Mathematical and numerical aspects of viscoelastic flows are investigated here. Two simplified mathematical models are considered. They are motivated by a splitting algorithm for solving viscoelastic flows with free surfaces. The first model is a simplified Oldroyd-B model. Existence on a fixed time interval is proved in several Banach spaces provided the data are small enough. Short time existence is also proved for arbitrarily large data in Hölder spaces for the time variable. These results are based on the maximal regularity property of the Stokes operator and on the analycity behavior of the corresponding semi-group. A finite element discretization in space is then proposed. Existence of the numerical solution is proved for small data, as well as a priori error estimates, using an implicit function theorem framework. Then, the extension of these results to a stochastic simplified Hookean dumbbells model is discussed. Because of the presence of the Brownian motion, existence in a fixed time interval, provided the data are small enough, is proved only in some of the Banach spaces considered previously. The dumbbells' elongation is split in two parts, one satisfying a standart stochastic differential equation, the other satisfying a partial differential equation with a stochastic source term. A finite element discretization in space is also proposed. Existence of the numerical solution is proved for small data, as well as a priori error estimates. A numerical algorithm for solving viscoelastic flows with free surfaces is also described. This algorithm is based on a splitting method in time and two different meshes are used for the space discretization. Convergence of the numerical model is checked for the pure extensional flow and the filling of a pipe. Then, numerical results are reported for the stretching of a filament and for jet buckling.
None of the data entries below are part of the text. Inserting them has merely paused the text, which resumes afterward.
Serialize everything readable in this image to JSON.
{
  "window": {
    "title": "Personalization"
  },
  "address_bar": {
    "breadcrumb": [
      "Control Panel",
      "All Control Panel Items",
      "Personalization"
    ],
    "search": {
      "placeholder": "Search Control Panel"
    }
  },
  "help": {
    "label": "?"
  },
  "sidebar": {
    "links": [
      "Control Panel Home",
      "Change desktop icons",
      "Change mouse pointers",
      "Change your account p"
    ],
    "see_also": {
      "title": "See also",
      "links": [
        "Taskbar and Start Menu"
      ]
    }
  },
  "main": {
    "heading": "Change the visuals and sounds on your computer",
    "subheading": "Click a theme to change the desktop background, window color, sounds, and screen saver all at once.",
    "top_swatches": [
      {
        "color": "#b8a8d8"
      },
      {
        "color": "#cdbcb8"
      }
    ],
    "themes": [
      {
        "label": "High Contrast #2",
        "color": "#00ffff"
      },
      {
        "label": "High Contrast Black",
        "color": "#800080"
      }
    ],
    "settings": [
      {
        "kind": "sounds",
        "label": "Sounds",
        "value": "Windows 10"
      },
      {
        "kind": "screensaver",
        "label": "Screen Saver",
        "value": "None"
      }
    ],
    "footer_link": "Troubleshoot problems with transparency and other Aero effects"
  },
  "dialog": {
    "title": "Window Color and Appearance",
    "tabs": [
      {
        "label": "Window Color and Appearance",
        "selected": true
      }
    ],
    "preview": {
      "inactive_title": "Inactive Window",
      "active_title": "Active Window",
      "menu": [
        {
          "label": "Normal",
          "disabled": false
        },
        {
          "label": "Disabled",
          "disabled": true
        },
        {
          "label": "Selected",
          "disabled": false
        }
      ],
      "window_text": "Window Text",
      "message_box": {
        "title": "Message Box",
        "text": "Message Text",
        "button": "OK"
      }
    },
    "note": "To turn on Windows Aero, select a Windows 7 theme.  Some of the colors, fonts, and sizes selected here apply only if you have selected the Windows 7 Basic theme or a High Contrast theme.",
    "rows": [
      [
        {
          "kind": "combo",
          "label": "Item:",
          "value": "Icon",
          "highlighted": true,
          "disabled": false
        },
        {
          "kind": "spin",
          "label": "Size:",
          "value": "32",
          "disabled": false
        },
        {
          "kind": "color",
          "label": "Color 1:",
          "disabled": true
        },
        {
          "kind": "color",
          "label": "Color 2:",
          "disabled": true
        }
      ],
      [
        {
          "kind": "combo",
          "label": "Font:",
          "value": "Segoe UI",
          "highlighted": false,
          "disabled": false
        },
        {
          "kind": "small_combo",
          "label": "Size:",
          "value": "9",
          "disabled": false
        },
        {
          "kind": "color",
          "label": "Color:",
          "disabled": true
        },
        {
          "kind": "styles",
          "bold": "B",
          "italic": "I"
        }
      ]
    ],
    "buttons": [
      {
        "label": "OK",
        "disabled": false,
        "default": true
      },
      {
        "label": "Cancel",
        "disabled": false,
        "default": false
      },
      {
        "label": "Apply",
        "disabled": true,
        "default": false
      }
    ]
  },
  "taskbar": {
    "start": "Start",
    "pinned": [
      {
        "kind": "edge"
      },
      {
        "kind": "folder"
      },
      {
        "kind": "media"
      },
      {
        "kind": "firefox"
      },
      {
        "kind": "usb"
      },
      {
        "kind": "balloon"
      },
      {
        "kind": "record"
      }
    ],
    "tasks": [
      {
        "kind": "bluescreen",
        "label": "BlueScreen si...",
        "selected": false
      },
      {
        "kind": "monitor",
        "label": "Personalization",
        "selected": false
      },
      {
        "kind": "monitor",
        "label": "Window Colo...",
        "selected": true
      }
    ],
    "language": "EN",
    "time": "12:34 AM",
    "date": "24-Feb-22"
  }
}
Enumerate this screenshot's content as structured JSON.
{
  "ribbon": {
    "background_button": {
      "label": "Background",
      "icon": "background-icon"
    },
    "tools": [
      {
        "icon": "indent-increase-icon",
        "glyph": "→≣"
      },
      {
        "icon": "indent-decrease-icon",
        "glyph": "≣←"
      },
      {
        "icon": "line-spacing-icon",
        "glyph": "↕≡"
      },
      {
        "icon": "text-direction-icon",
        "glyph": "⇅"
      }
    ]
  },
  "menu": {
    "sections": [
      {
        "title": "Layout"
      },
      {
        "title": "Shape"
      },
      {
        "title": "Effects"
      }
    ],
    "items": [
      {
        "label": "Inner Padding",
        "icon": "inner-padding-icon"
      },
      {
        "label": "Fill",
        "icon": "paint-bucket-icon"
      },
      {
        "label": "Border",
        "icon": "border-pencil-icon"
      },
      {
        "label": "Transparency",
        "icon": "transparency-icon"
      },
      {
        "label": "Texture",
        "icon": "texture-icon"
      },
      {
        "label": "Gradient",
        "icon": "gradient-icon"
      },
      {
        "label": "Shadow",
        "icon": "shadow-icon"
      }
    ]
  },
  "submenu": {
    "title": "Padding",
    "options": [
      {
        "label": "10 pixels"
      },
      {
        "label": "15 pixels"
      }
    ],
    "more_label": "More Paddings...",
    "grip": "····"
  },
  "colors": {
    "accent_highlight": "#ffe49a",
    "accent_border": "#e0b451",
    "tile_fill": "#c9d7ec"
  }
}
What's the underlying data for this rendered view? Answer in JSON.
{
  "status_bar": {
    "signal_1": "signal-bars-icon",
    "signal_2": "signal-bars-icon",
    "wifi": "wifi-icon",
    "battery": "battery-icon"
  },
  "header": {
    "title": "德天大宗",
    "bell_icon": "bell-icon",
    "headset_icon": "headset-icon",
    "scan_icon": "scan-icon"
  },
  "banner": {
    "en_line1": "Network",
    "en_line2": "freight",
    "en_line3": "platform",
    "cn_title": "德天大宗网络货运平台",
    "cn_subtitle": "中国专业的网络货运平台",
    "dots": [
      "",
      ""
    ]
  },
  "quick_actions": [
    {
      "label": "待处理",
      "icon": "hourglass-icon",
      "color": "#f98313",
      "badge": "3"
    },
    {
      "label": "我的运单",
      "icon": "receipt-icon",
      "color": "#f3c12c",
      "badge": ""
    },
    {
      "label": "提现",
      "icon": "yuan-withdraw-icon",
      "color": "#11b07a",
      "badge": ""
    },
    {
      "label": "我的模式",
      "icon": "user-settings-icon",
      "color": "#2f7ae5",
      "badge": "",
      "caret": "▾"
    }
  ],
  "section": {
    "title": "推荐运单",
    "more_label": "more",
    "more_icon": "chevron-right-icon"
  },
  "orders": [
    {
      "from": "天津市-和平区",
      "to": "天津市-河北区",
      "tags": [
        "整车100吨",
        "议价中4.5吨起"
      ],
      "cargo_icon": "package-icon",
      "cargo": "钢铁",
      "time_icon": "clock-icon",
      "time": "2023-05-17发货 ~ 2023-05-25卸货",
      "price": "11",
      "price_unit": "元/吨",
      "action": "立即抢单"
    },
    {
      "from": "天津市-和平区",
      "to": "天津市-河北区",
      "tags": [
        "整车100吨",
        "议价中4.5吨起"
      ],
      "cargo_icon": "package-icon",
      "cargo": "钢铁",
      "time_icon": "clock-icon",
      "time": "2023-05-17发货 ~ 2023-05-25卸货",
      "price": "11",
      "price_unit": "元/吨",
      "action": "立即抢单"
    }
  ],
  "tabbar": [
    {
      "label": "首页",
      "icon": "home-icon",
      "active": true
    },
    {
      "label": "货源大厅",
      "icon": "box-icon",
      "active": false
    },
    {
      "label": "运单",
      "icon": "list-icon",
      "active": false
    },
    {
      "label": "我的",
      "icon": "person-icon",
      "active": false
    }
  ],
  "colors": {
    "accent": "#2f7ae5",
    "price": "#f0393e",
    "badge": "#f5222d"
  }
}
The first goal of this project is to study a reduced order model for the Fluid-Structure Interaction (FSI) problem. We present the assumptions made to achieve the reduced order formulation and its fully discretized numerical scheme. One of the characteristic of the model is that the fluid equation is endowed with a non standard boundary condition called Generalized Robin Boundary Condition (GRBC) which requires some extra regularity of the solution. We study the well-posedness of a Laplacian problem with GRBC and the convergence of the finite element scheme. We numerically solve the latter problem and compare the convergence order obtained with the theoretical results. Then we study the SUPG (streamline/ upwind Petrov/Galerkin) and PSPG (pressure-stabilizing/Petrov-Galerkin) stabilization schemes for incompressible flows. We stabilize the flow equation of the reduced order model and compare the simulation obtained with the use of the finite elements pairs P1-bubble/P1 and P1/P1 with stabilization. Finally, we derive the formulation on a reference domain of the boundary term for the reduced order model; moreover, by introducing a symmetric affine transformation we write explicitly its affine decomposition. For all the computation we use the C++ library LifeV; the meshes used are generated by means of the Gmsh library.

2013